------ DATA EXTRACT ------
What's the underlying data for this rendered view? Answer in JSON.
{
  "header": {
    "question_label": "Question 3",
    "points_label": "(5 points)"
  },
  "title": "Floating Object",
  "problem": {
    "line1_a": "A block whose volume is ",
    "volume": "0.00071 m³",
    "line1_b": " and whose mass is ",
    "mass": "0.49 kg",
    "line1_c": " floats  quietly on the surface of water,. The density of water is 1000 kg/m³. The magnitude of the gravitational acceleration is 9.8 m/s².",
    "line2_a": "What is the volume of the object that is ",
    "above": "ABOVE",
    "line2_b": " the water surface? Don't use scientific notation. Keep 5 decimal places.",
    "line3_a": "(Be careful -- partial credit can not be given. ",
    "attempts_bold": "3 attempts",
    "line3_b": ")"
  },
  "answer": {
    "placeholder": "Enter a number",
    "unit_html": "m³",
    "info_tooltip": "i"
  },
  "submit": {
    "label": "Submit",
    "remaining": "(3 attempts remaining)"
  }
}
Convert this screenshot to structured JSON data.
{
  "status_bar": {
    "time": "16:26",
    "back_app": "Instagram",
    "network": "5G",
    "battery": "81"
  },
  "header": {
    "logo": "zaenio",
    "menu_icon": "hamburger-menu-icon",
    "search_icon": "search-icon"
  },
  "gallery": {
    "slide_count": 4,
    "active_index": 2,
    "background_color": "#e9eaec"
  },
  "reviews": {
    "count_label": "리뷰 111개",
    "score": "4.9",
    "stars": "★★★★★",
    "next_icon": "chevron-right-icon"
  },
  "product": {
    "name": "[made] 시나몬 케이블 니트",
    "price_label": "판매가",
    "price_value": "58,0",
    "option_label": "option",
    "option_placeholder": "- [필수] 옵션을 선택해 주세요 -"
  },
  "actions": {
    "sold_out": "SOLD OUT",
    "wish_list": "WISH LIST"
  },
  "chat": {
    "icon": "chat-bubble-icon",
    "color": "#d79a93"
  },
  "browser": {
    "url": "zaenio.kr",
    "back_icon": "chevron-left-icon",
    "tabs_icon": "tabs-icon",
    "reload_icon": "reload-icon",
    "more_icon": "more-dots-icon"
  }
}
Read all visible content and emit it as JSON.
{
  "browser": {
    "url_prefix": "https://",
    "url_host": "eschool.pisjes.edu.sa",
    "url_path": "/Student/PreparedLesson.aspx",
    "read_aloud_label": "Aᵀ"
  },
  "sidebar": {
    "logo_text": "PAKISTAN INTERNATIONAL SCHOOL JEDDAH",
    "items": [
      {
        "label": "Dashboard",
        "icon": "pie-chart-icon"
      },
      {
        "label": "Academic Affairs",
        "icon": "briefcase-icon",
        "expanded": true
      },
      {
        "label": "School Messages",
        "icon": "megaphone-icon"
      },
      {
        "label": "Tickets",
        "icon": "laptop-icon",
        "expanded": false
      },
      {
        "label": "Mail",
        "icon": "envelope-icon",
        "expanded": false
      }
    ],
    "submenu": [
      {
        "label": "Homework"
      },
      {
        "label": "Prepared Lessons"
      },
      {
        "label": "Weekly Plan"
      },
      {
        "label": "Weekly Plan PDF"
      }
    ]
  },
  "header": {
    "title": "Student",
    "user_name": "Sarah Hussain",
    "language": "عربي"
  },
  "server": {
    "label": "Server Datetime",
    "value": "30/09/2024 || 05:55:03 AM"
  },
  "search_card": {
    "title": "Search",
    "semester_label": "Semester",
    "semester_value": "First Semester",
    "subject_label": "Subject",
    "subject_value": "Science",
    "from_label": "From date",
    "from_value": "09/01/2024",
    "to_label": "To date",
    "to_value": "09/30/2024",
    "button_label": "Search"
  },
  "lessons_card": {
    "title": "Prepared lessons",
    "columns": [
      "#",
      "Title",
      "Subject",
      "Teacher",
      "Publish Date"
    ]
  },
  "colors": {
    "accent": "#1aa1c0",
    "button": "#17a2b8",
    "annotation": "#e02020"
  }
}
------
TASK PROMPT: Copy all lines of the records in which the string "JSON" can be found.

EXERCISE RESPONSE:
What's the underlying data for this rendered view? Answer in JSON.
Convert this screenshot to structured JSON data.
Read all visible content and emit it as JSON.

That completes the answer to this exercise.